– The wind in fall. I love the sense that when the wind blows in the fall, a dark cloud or rain cannot be far behind. It is a wind that is bound to bring something with it besides the mere moving around of air.
– On specificity. All the great nature writing I love is specific. Thoreau is at Walden Pond. Annie Dillard is at Tinker Creek. Aldo Leopold is in Wisconsin. It matters to say where you are. It matters to be bound by a particular geography.
– On generality. Every time I walk Hatcher Hill, I think of Robert Frost’s poem, The Road Not Taken. I stop to take a breath, and there in front of me is the path bending in the undergrowth. I cannot see what’s around the bend. We don’t know where the “yellow wood” is, but wouldn’t you like to? Wouldn’t you like to be able to walk down it? But maybe the “yellow wood” is not one particular wood Frost traveled. Maybe it is many and so there’s something to be said for being general.
– The tight cage of discipline. Sometimes I see a student in class and I want to grab her and say, come with me and let me show you how you might live. Not how you might do sociology, which is a whole other thing. But how you might live. It is what we should be teaching them, I think, and yet it takes courage to do. You must sometimes step outside the boundaries of your discipline and tell them things about living.
– A confused fall. I don’t read up on the predictions about what the fall leaves will look like, but it seems to me this year that the trees are confused. Some of them have dropped their leaves all at once. Others are still green on the branches. A few are trying their best to give us a show. I’ll take it.
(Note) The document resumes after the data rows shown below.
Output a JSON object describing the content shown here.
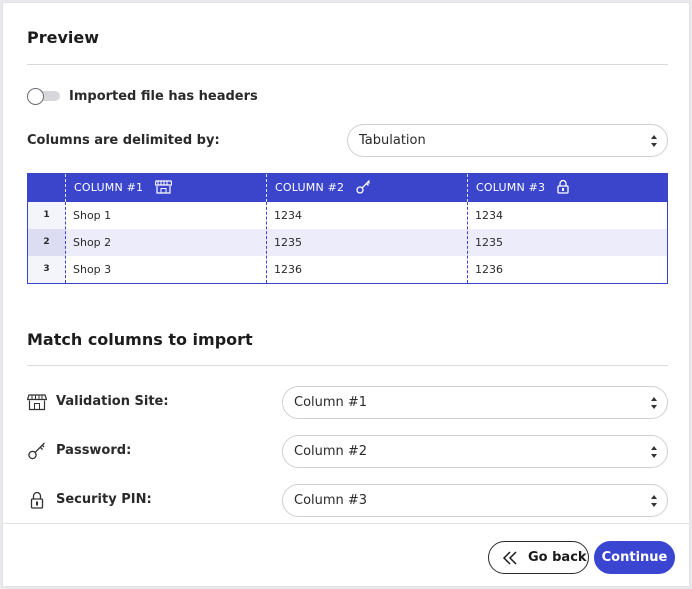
{
  "preview": {
    "title": "Preview",
    "toggle_label": "Imported file has headers",
    "toggle_on": false,
    "delimiter_label": "Columns are delimited by:",
    "delimiter_value": "Tabulation",
    "table": {
      "columns": [
        {
          "label": "COLUMN #1",
          "icon": "shop-icon"
        },
        {
          "label": "COLUMN #2",
          "icon": "key-icon"
        },
        {
          "label": "COLUMN #3",
          "icon": "lock-icon"
        }
      ],
      "rows": [
        {
          "index": "1",
          "cells": [
            "Shop 1",
            "1234",
            "1234"
          ]
        },
        {
          "index": "2",
          "cells": [
            "Shop 2",
            "1235",
            "1235"
          ]
        },
        {
          "index": "3",
          "cells": [
            "Shop 3",
            "1236",
            "1236"
          ]
        }
      ]
    }
  },
  "match": {
    "title": "Match columns to import",
    "fields": [
      {
        "label": "Validation Site:",
        "icon": "shop-icon",
        "value": "Column #1"
      },
      {
        "label": "Password:",
        "icon": "key-icon",
        "value": "Column #2"
      },
      {
        "label": "Security PIN:",
        "icon": "lock-icon",
        "value": "Column #3"
      }
    ]
  },
  "footer": {
    "back_label": "Go back",
    "continue_label": "Continue"
  },
  "colors": {
    "accent": "#3b45cc",
    "row_alt": "#ececfa"
  }
}
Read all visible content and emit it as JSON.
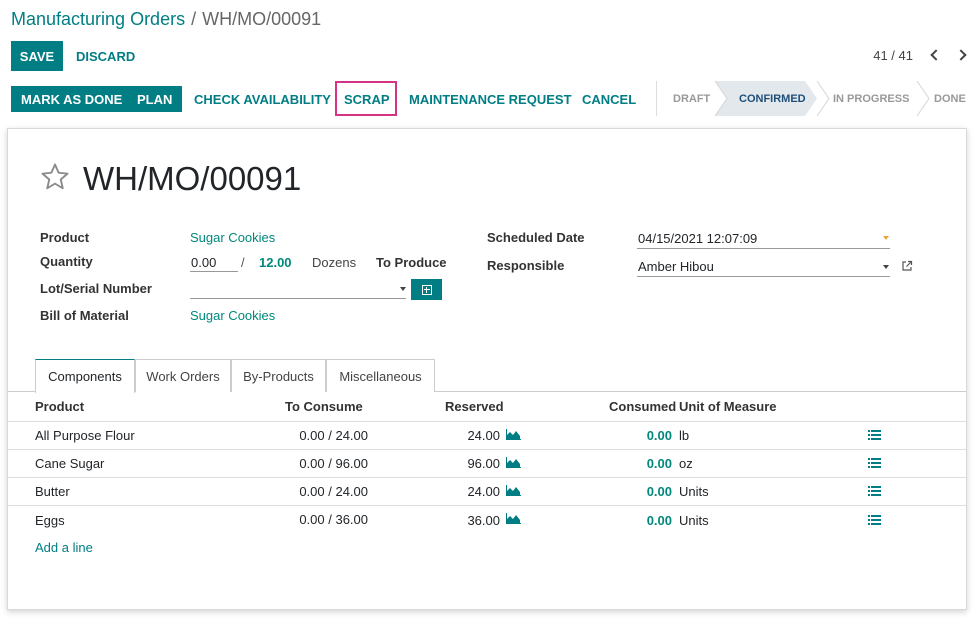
{
  "breadcrumb": {
    "parent": "Manufacturing Orders",
    "separator": "/",
    "current": "WH/MO/00091"
  },
  "toolbar": {
    "save_label": "SAVE",
    "discard_label": "DISCARD",
    "pager": "41 / 41"
  },
  "actions": {
    "mark_as_done": "MARK AS DONE",
    "plan": "PLAN",
    "check_availability": "CHECK AVAILABILITY",
    "scrap": "SCRAP",
    "maintenance_request": "MAINTENANCE REQUEST",
    "cancel": "CANCEL"
  },
  "statusbar": {
    "stages": [
      {
        "label": "DRAFT",
        "active": false
      },
      {
        "label": "CONFIRMED",
        "active": true
      },
      {
        "label": "IN PROGRESS",
        "active": false
      },
      {
        "label": "DONE",
        "active": false
      }
    ]
  },
  "record": {
    "name": "WH/MO/00091",
    "product_label": "Product",
    "product": "Sugar Cookies",
    "quantity_label": "Quantity",
    "quantity_produced": "0.00",
    "quantity_sep": "/",
    "quantity_total": "12.00",
    "uom": "Dozens",
    "to_produce_label": "To Produce",
    "lot_label": "Lot/Serial Number",
    "lot": "",
    "bom_label": "Bill of Material",
    "bom": "Sugar Cookies",
    "scheduled_date_label": "Scheduled Date",
    "scheduled_date": "04/15/2021 12:07:09",
    "responsible_label": "Responsible",
    "responsible": "Amber Hibou"
  },
  "tabs": [
    {
      "label": "Components",
      "active": true
    },
    {
      "label": "Work Orders",
      "active": false
    },
    {
      "label": "By-Products",
      "active": false
    },
    {
      "label": "Miscellaneous",
      "active": false
    }
  ],
  "table": {
    "headers": {
      "product": "Product",
      "to_consume": "To Consume",
      "reserved": "Reserved",
      "consumed": "Consumed",
      "uom": "Unit of Measure"
    },
    "rows": [
      {
        "product": "All Purpose Flour",
        "to_consume": "0.00 / 24.00",
        "reserved": "24.00",
        "consumed": "0.00",
        "uom": "lb"
      },
      {
        "product": "Cane Sugar",
        "to_consume": "0.00 / 96.00",
        "reserved": "96.00",
        "consumed": "0.00",
        "uom": "oz"
      },
      {
        "product": "Butter",
        "to_consume": "0.00 / 24.00",
        "reserved": "24.00",
        "consumed": "0.00",
        "uom": "Units"
      },
      {
        "product": "Eggs",
        "to_consume": "0.00 / 36.00",
        "reserved": "36.00",
        "consumed": "0.00",
        "uom": "Units"
      }
    ],
    "add_line": "Add a line"
  },
  "colors": {
    "brand": "#017e84",
    "highlight": "#d63384",
    "active_stage_bg": "#e2e8ec"
  }
}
– Killing Maddie. When I wrote my first novel, I tucked my characters away into their beds safe and sound at the end of every scene. Nothing very scary happened to any of them, and this meant nothing much happened to them at all. I think in the novel I’m working on now, someone is going to die. Not in too dramatic a fashion, but nonetheless, death is coming.
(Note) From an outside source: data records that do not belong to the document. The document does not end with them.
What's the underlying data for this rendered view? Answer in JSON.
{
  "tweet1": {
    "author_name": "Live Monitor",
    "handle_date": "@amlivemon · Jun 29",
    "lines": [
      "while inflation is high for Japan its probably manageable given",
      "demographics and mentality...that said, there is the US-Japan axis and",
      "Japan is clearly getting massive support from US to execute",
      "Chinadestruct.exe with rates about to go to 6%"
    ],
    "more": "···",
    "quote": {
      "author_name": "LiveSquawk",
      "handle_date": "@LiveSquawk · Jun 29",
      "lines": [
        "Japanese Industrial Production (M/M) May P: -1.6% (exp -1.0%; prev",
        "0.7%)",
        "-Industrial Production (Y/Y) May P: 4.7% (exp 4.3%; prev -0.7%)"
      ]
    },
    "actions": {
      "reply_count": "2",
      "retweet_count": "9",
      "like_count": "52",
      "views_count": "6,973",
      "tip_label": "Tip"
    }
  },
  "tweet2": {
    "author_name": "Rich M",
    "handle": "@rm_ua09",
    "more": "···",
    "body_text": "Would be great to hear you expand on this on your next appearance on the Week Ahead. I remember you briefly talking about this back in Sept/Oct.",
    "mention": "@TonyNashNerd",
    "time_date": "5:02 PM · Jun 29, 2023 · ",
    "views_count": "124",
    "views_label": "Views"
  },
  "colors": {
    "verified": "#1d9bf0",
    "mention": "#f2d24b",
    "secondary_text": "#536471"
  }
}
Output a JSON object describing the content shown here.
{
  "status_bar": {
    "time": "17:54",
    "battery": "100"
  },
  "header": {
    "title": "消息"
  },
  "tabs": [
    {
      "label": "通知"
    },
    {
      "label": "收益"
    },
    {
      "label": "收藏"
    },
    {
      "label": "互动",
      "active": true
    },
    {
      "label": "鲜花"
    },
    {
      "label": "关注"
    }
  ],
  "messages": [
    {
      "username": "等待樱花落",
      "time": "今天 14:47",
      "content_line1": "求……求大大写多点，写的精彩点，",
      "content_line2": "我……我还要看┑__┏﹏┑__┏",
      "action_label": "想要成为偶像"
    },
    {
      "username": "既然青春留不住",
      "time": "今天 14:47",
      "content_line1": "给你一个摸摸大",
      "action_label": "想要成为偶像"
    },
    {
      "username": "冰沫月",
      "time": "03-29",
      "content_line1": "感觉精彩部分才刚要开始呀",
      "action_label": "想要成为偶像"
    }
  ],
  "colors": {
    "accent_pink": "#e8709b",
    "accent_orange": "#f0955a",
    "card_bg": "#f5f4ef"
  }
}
– The caterpillar. I saw this caterpillar on my walk today, and the bands mean something, but I can’t remember what.
The Road Not Taken
Two roads diverged in a yellow wood,
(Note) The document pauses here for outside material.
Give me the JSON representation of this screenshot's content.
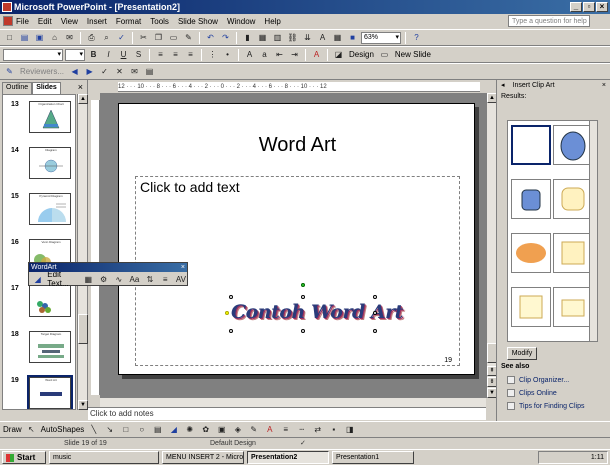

And sorry I could not travel both
And be one traveler, long I stood
And looked down one as far as I could
To where it bent in the undergrowth;
And both that morning equally lay
In leaves no step had trodden black.
Oh, I kept the first for another day!
Yet knowing how way leads on to way
I doubted if I should ever come back.
I shall be telling this with a sigh
Somewhere ages and ages hence:
Two roads diverged in a wood, and I,
I took the one less traveled by,
And that has made all the difference.